| Action item |
Without including any picture, write out the entries exactly as they stand.

| Records contained in a dataset |
=== Section Start ===

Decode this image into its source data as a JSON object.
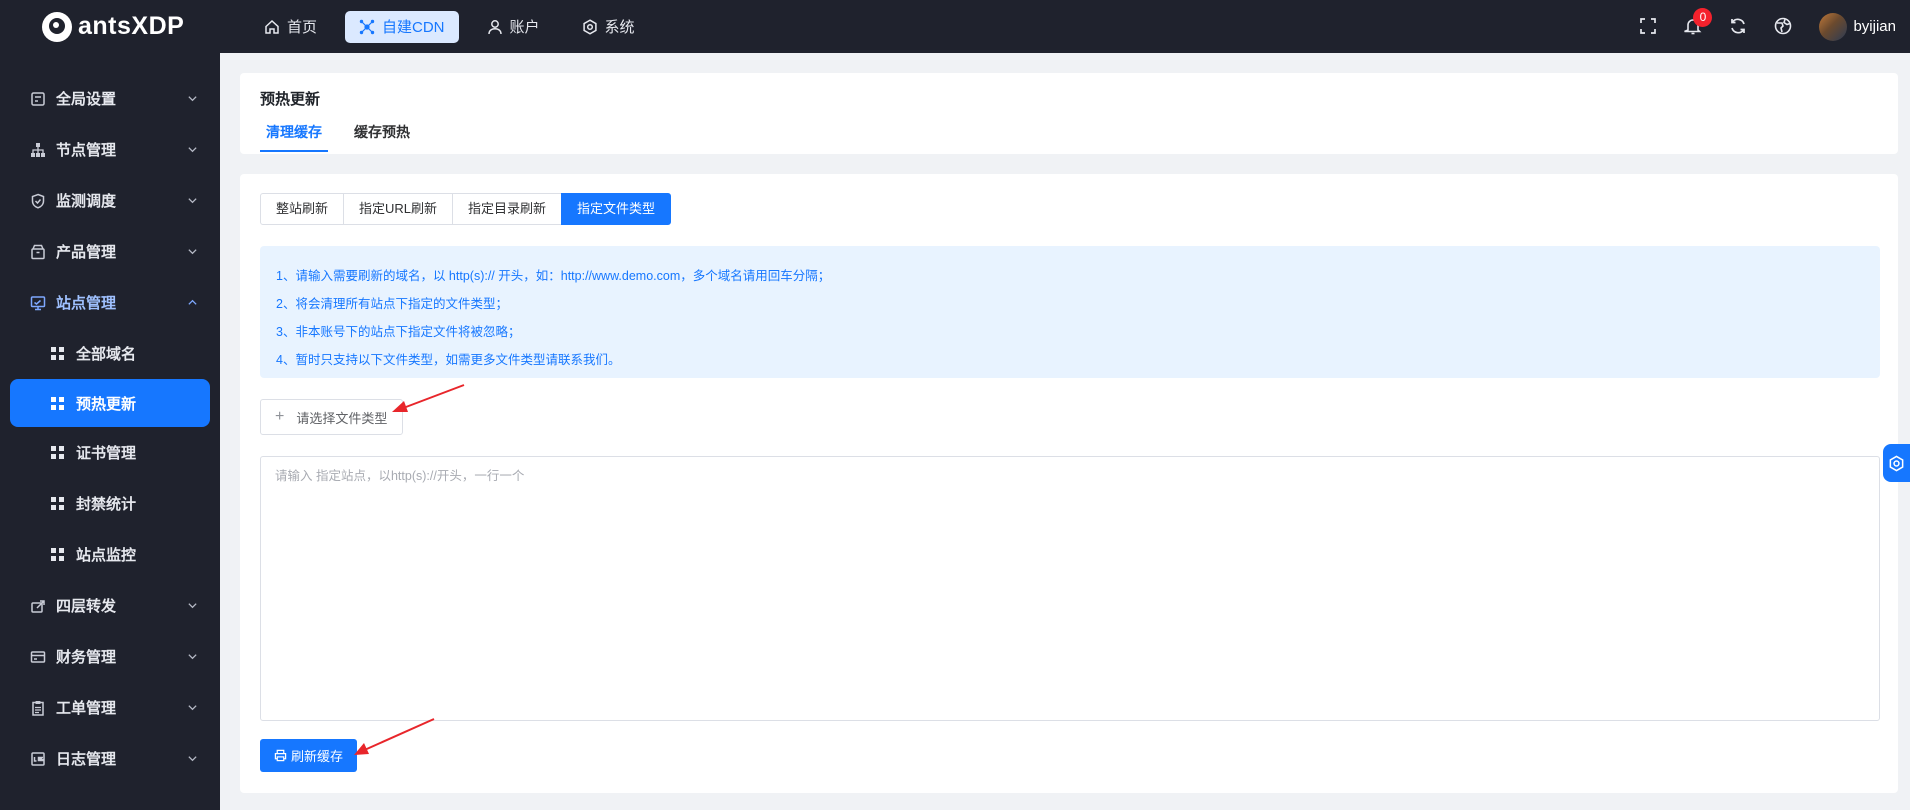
{
  "app": {
    "name": "antsXDP"
  },
  "topnav": [
    {
      "label": "首页",
      "icon": "home-icon",
      "active": false
    },
    {
      "label": "自建CDN",
      "icon": "cdn-icon",
      "active": true
    },
    {
      "label": "账户",
      "icon": "user-icon",
      "active": false
    },
    {
      "label": "系统",
      "icon": "gear-icon",
      "active": false
    }
  ],
  "header_tools": {
    "notifications_count": "0",
    "username": "byijian"
  },
  "sidebar": {
    "groups": [
      {
        "label": "全局设置",
        "icon": "settings-panel-icon",
        "expanded": false
      },
      {
        "label": "节点管理",
        "icon": "hierarchy-icon",
        "expanded": false
      },
      {
        "label": "监测调度",
        "icon": "shield-icon",
        "expanded": false
      },
      {
        "label": "产品管理",
        "icon": "box-icon",
        "expanded": false
      },
      {
        "label": "站点管理",
        "icon": "monitor-icon",
        "expanded": true
      }
    ],
    "sub_items": [
      {
        "label": "全部域名",
        "active": false
      },
      {
        "label": "预热更新",
        "active": true
      },
      {
        "label": "证书管理",
        "active": false
      },
      {
        "label": "封禁统计",
        "active": false
      },
      {
        "label": "站点监控",
        "active": false
      }
    ],
    "groups_after": [
      {
        "label": "四层转发",
        "icon": "forward-icon"
      },
      {
        "label": "财务管理",
        "icon": "wallet-icon"
      },
      {
        "label": "工单管理",
        "icon": "clipboard-icon"
      },
      {
        "label": "日志管理",
        "icon": "log-icon"
      }
    ]
  },
  "page": {
    "title": "预热更新",
    "tabs": [
      {
        "label": "清理缓存",
        "active": true
      },
      {
        "label": "缓存预热",
        "active": false
      }
    ],
    "refresh_modes": [
      {
        "label": "整站刷新",
        "active": false
      },
      {
        "label": "指定URL刷新",
        "active": false
      },
      {
        "label": "指定目录刷新",
        "active": false
      },
      {
        "label": "指定文件类型",
        "active": true
      }
    ],
    "notice_lines": [
      "1、请输入需要刷新的域名，以 http(s):// 开头，如：http://www.demo.com，多个域名请用回车分隔；",
      "2、将会清理所有站点下指定的文件类型；",
      "3、非本账号下的站点下指定文件将被忽略；",
      "4、暂时只支持以下文件类型，如需更多文件类型请联系我们。"
    ],
    "file_type_select": {
      "label": "请选择文件类型"
    },
    "sites_input": {
      "placeholder": "请输入 指定站点，以http(s)://开头，一行一个",
      "value": ""
    },
    "submit_label": "刷新缓存"
  }
}
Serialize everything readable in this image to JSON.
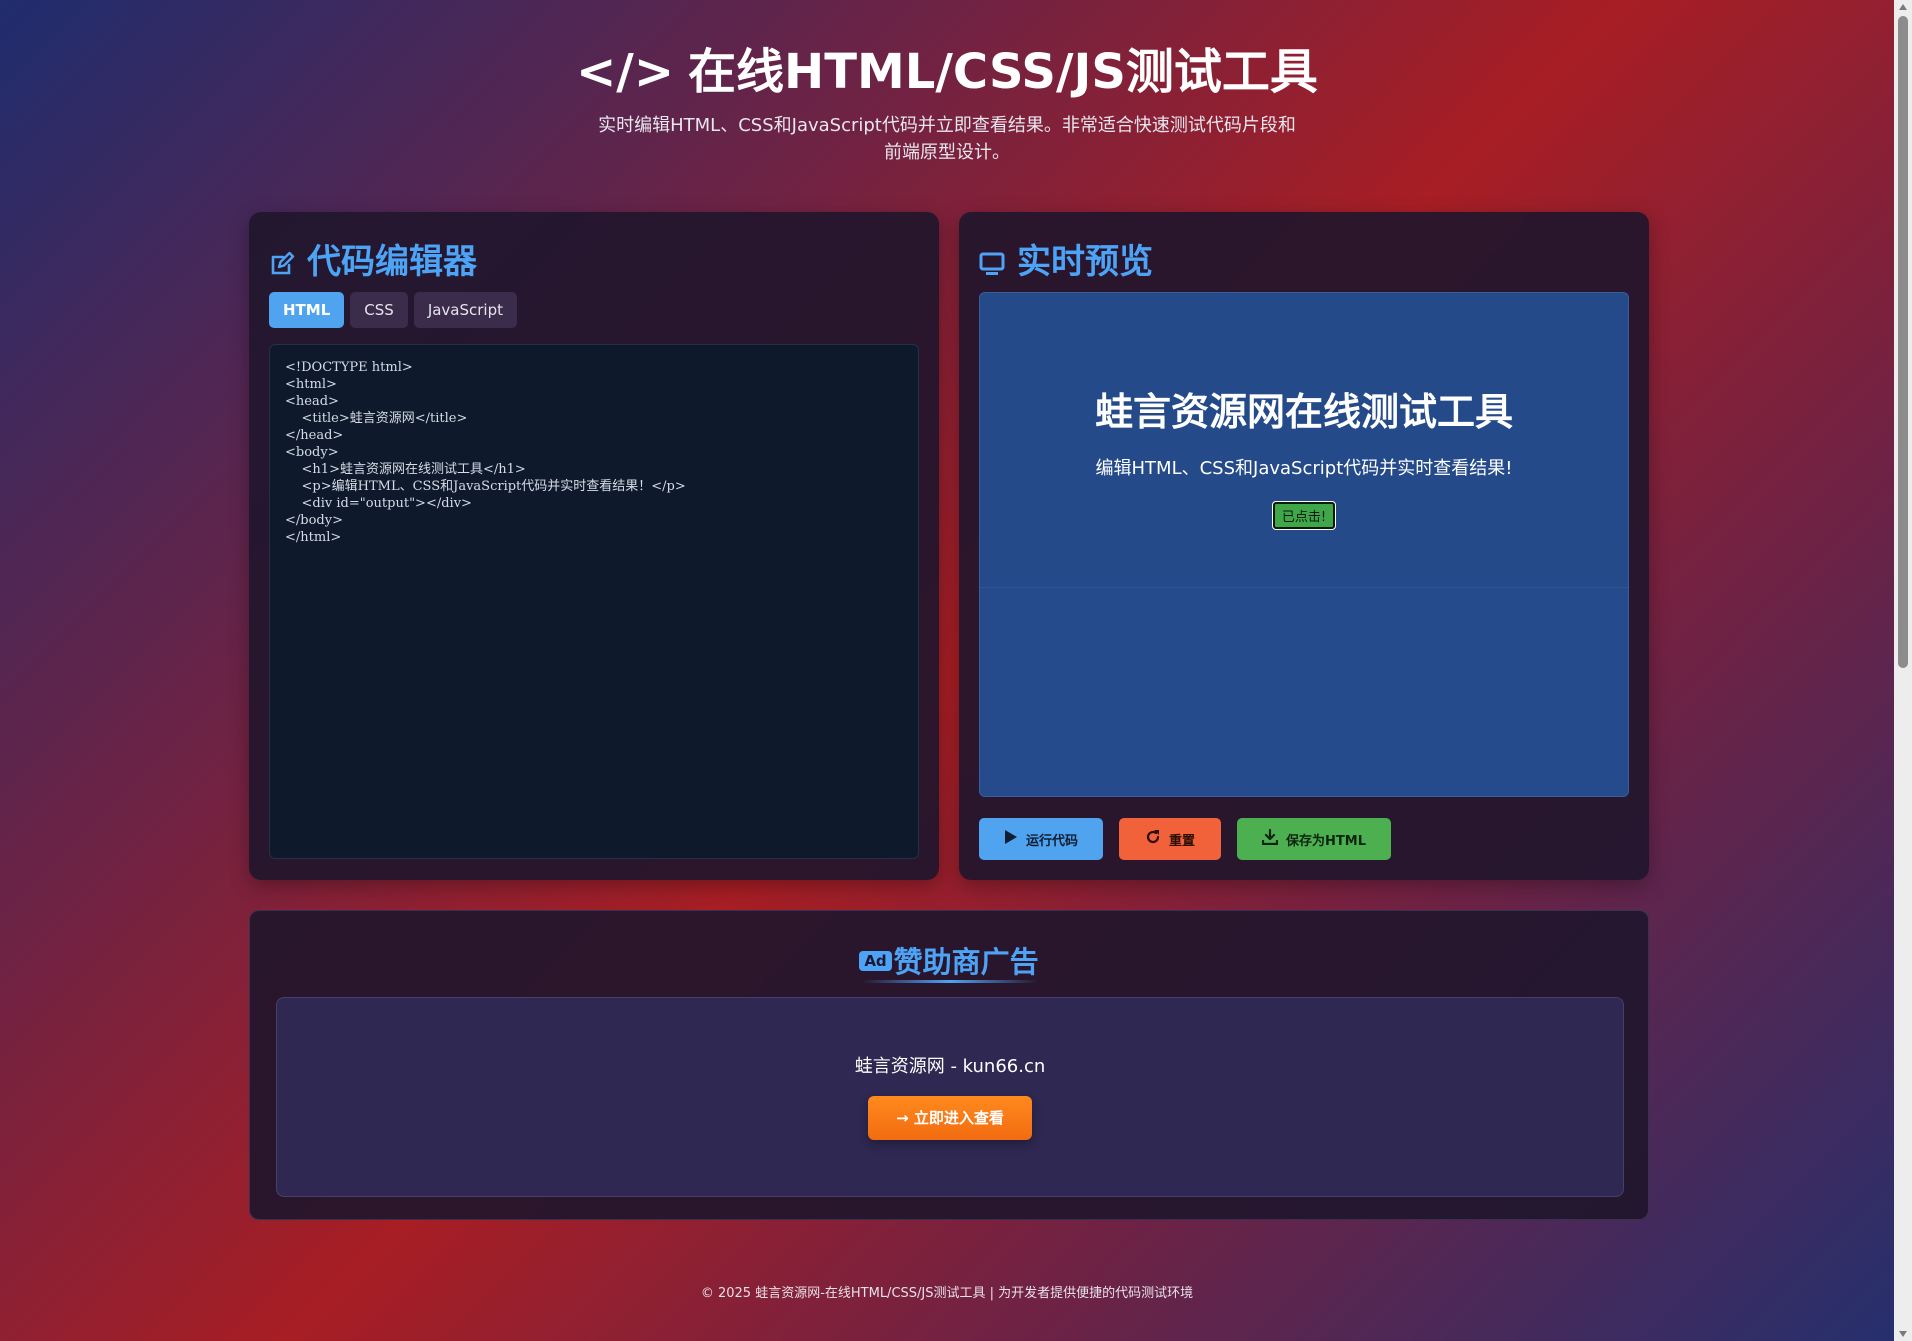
{
  "header": {
    "title_icon": "</>",
    "title": "在线HTML/CSS/JS测试工具",
    "subtitle": "实时编辑HTML、CSS和JavaScript代码并立即查看结果。非常适合快速测试代码片段和前端原型设计。"
  },
  "editor": {
    "title": "代码编辑器",
    "tabs": [
      "HTML",
      "CSS",
      "JavaScript"
    ],
    "active_tab": "HTML",
    "code": "<!DOCTYPE html>\n<html>\n<head>\n    <title>蛙言资源网</title>\n</head>\n<body>\n    <h1>蛙言资源网在线测试工具</h1>\n    <p>编辑HTML、CSS和JavaScript代码并实时查看结果！</p>\n    <div id=\"output\"></div>\n</body>\n</html>"
  },
  "preview": {
    "title": "实时预览",
    "heading": "蛙言资源网在线测试工具",
    "text": "编辑HTML、CSS和JavaScript代码并实时查看结果!",
    "badge": "已点击!",
    "buttons": {
      "run": "运行代码",
      "reset": "重置",
      "save": "保存为HTML"
    }
  },
  "sponsor": {
    "ad_label": "Ad",
    "title": "赞助商广告",
    "name": "蛙言资源网 - kun66.cn",
    "cta": "立即进入查看"
  },
  "footer": {
    "text": "© 2025 蛙言资源网-在线HTML/CSS/JS测试工具 | 为开发者提供便捷的代码测试环境"
  },
  "colors": {
    "accent": "#4da3f5",
    "run": "#4fa3ef",
    "reset": "#f2623a",
    "save": "#4caf50",
    "cta": "#ff8a1e"
  },
  "icons": [
    "code-icon",
    "edit-icon",
    "monitor-icon",
    "play-icon",
    "redo-icon",
    "download-icon",
    "arrow-right-icon"
  ]
}
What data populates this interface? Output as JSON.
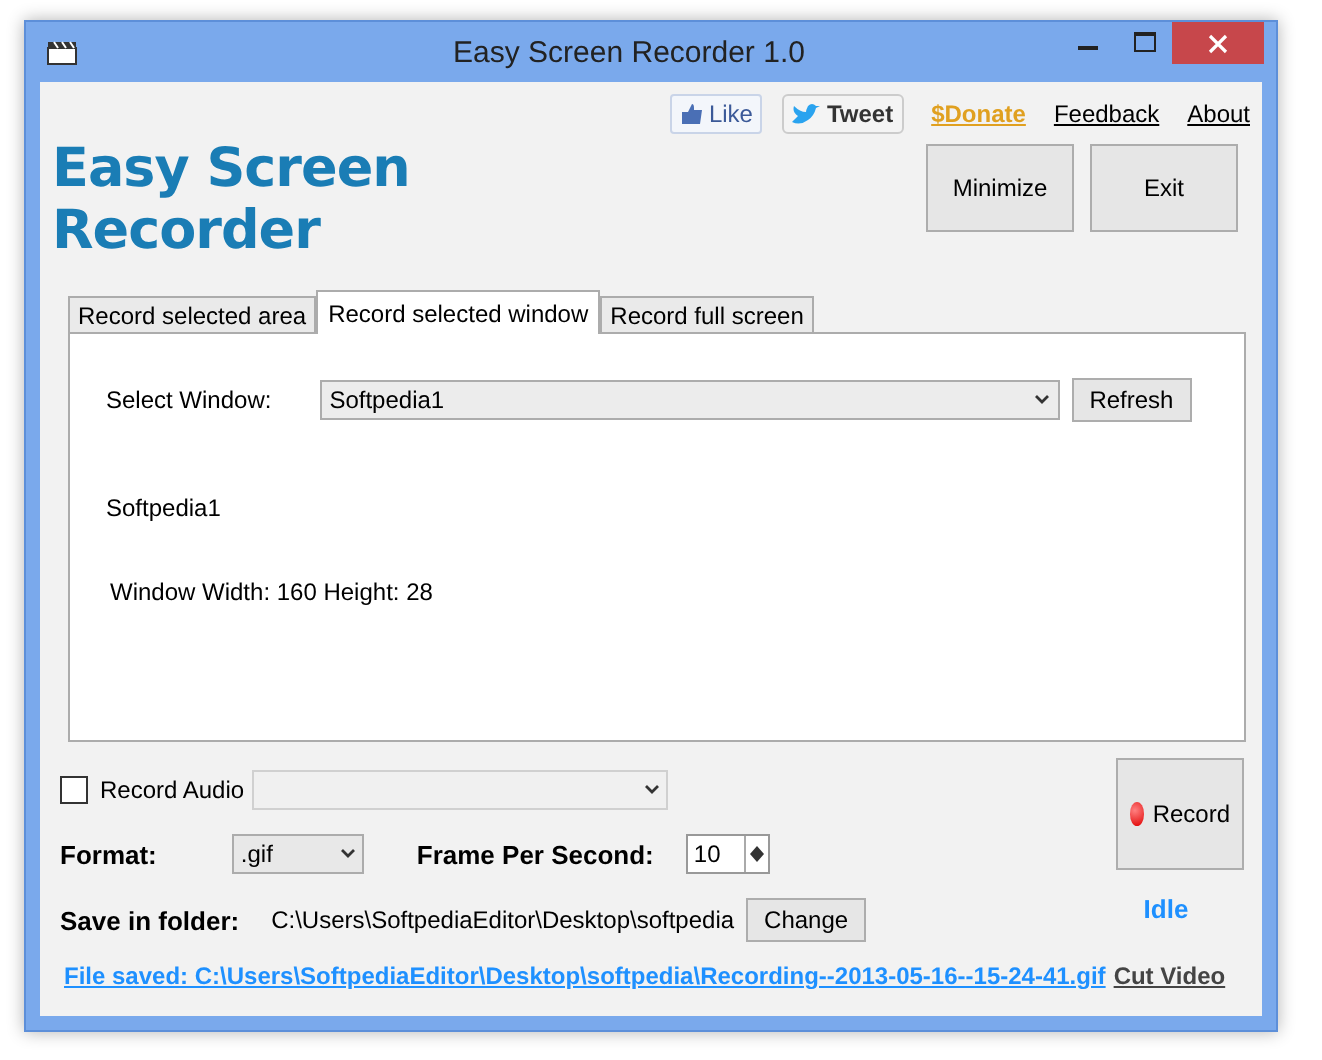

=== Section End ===

| Expected answer |
Decode this image into its source data as a JSON object.
{
  "app": {
    "name": "antsXDP"
  },
  "topnav": [
    {
      "label": "首页",
      "icon": "home-icon",
      "active": false
    },
    {
      "label": "自建CDN",
      "icon": "cdn-icon",
      "active": true
    },
    {
      "label": "账户",
      "icon": "user-icon",
      "active": false
    },
    {
      "label": "系统",
      "icon": "gear-icon",
      "active": false
    }
  ],
  "header_tools": {
    "notifications_count": "0",
    "username": "byijian"
  },
  "sidebar": {
    "groups": [
      {
        "label": "全局设置",
        "icon": "settings-panel-icon",
        "expanded": false
      },
      {
        "label": "节点管理",
        "icon": "hierarchy-icon",
        "expanded": false
      },
      {
        "label": "监测调度",
        "icon": "shield-icon",
        "expanded": false
      },
      {
        "label": "产品管理",
        "icon": "box-icon",
        "expanded": false
      },
      {
        "label": "站点管理",
        "icon": "monitor-icon",
        "expanded": true
      }
    ],
    "sub_items": [
      {
        "label": "全部域名",
        "active": false
      },
      {
        "label": "预热更新",
        "active": true
      },
      {
        "label": "证书管理",
        "active": false
      },
      {
        "label": "封禁统计",
        "active": false
      },
      {
        "label": "站点监控",
        "active": false
      }
    ],
    "groups_after": [
      {
        "label": "四层转发",
        "icon": "forward-icon"
      },
      {
        "label": "财务管理",
        "icon": "wallet-icon"
      },
      {
        "label": "工单管理",
        "icon": "clipboard-icon"
      },
      {
        "label": "日志管理",
        "icon": "log-icon"
      }
    ]
  },
  "page": {
    "title": "预热更新",
    "tabs": [
      {
        "label": "清理缓存",
        "active": true
      },
      {
        "label": "缓存预热",
        "active": false
      }
    ],
    "refresh_modes": [
      {
        "label": "整站刷新",
        "active": false
      },
      {
        "label": "指定URL刷新",
        "active": false
      },
      {
        "label": "指定目录刷新",
        "active": false
      },
      {
        "label": "指定文件类型",
        "active": true
      }
    ],
    "notice_lines": [
      "1、请输入需要刷新的域名，以 http(s):// 开头，如：http://www.demo.com，多个域名请用回车分隔；",
      "2、将会清理所有站点下指定的文件类型；",
      "3、非本账号下的站点下指定文件将被忽略；",
      "4、暂时只支持以下文件类型，如需更多文件类型请联系我们。"
    ],
    "file_type_select": {
      "label": "请选择文件类型"
    },
    "sites_input": {
      "placeholder": "请输入 指定站点，以http(s)://开头，一行一个",
      "value": ""
    },
    "submit_label": "刷新缓存"
  }
}
Serialize everything readable in this image to JSON.
{
  "header": {
    "title_icon": "</>",
    "title": "在线HTML/CSS/JS测试工具",
    "subtitle": "实时编辑HTML、CSS和JavaScript代码并立即查看结果。非常适合快速测试代码片段和前端原型设计。"
  },
  "editor": {
    "title": "代码编辑器",
    "tabs": [
      "HTML",
      "CSS",
      "JavaScript"
    ],
    "active_tab": "HTML",
    "code": "<!DOCTYPE html>\n<html>\n<head>\n    <title>蛙言资源网</title>\n</head>\n<body>\n    <h1>蛙言资源网在线测试工具</h1>\n    <p>编辑HTML、CSS和JavaScript代码并实时查看结果！</p>\n    <div id=\"output\"></div>\n</body>\n</html>"
  },
  "preview": {
    "title": "实时预览",
    "heading": "蛙言资源网在线测试工具",
    "text": "编辑HTML、CSS和JavaScript代码并实时查看结果!",
    "badge": "已点击!",
    "buttons": {
      "run": "运行代码",
      "reset": "重置",
      "save": "保存为HTML"
    }
  },
  "sponsor": {
    "ad_label": "Ad",
    "title": "赞助商广告",
    "name": "蛙言资源网 - kun66.cn",
    "cta": "立即进入查看"
  },
  "footer": {
    "text": "© 2025 蛙言资源网-在线HTML/CSS/JS测试工具 | 为开发者提供便捷的代码测试环境"
  },
  "colors": {
    "accent": "#4da3f5",
    "run": "#4fa3ef",
    "reset": "#f2623a",
    "save": "#4caf50",
    "cta": "#ff8a1e"
  },
  "icons": [
    "code-icon",
    "edit-icon",
    "monitor-icon",
    "play-icon",
    "redo-icon",
    "download-icon",
    "arrow-right-icon"
  ]
}
What data populates this interface? Output as JSON.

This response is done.